The Love: At the fulness of times God sent his son into the world. Under the conditions described above we can see the hand of God working in the detail of time and history. But the entire purpose of God was not to bedazzle us with his providential power and planning. His principal purpose was to demonstrate his love for us in Christ. God sent his son into the world. John 3:16 describes the magnitude and the meaning of God's love. He loved us so much he sent his son to die for us. He loved us so much that he did not want anyone of us to die for our own sin in hell forever. He wanted to free us from our sin and turn us loose in heaven forever. After we experience God's saving love through the Lord Jesus, he wants us to live our life based on love for him. We are now set free from the power and penalty of sin and are free to live for him not out of fear or condemnation but out of pure love. We obey because of the love in our heart for God and not because of the compulsion of rule or a quest to live a perfect life. It was such a quest that caused the death of God's son, the second person of the Trinity.

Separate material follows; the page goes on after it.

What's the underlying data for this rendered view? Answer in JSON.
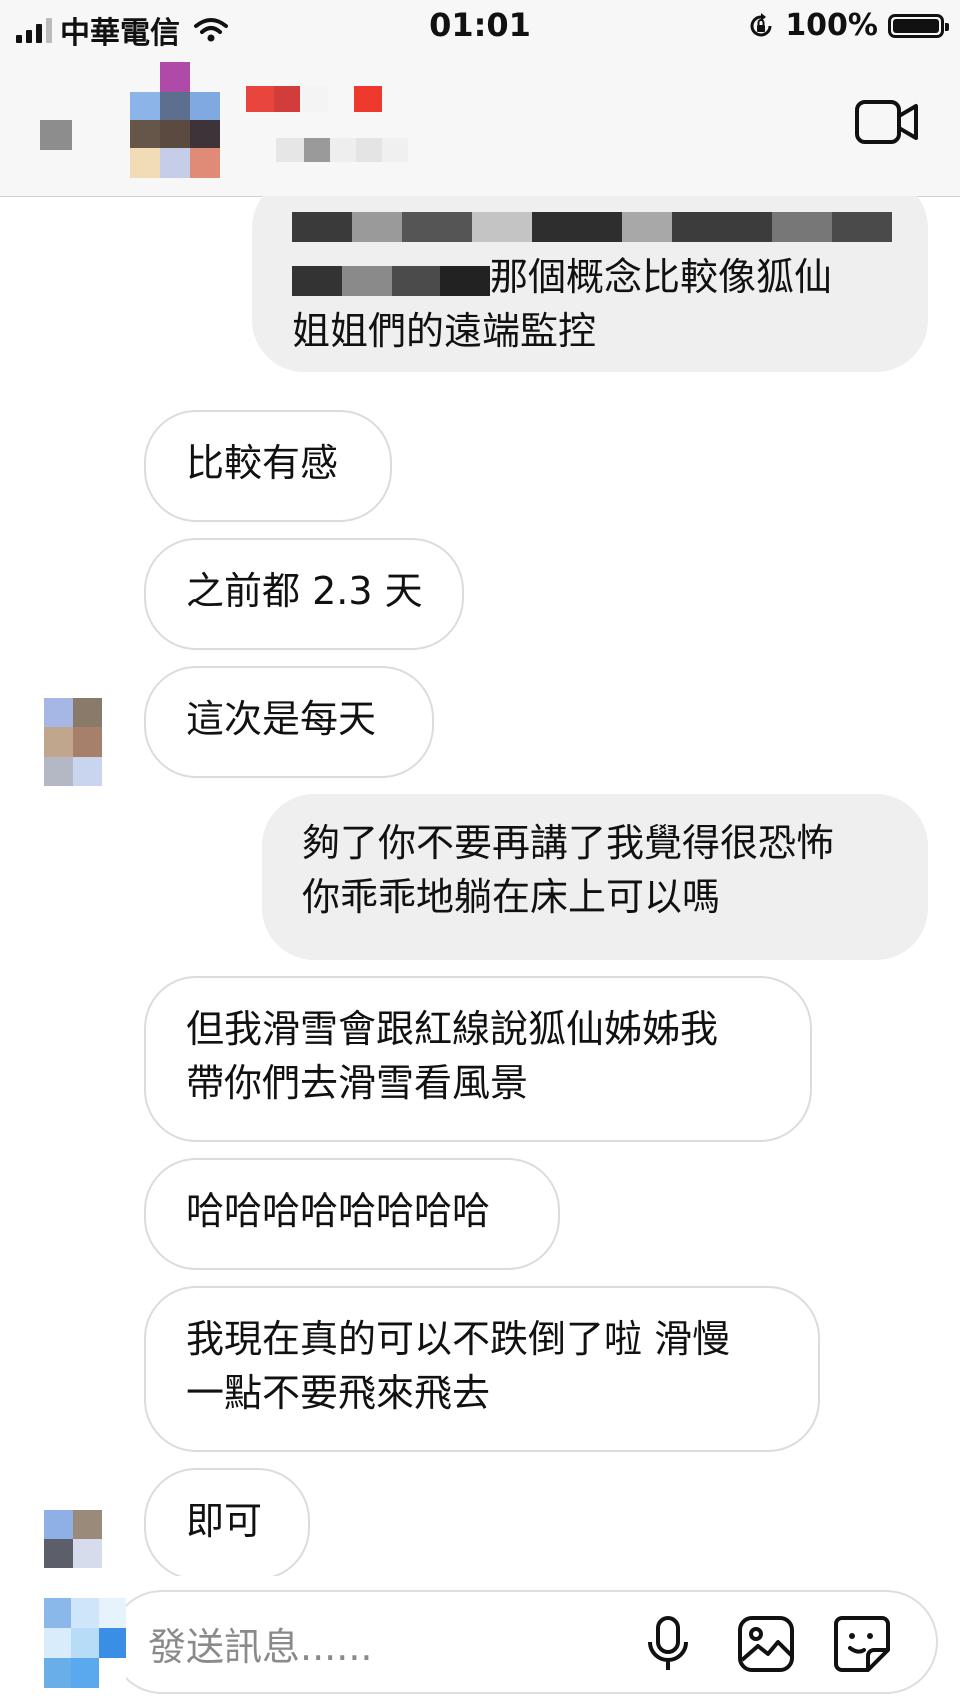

The timing of the birth and death of Jesus was perfect. I hope you have gotten a feel for God's perfect timing through this message. Now what about your life? Isn't it high time you gave your heart to Jesus? Isn't it time for you to fully trust the hand of God in the detail of your own life? God sent his son into this world for YOU. God sent his son into this world because he loves you.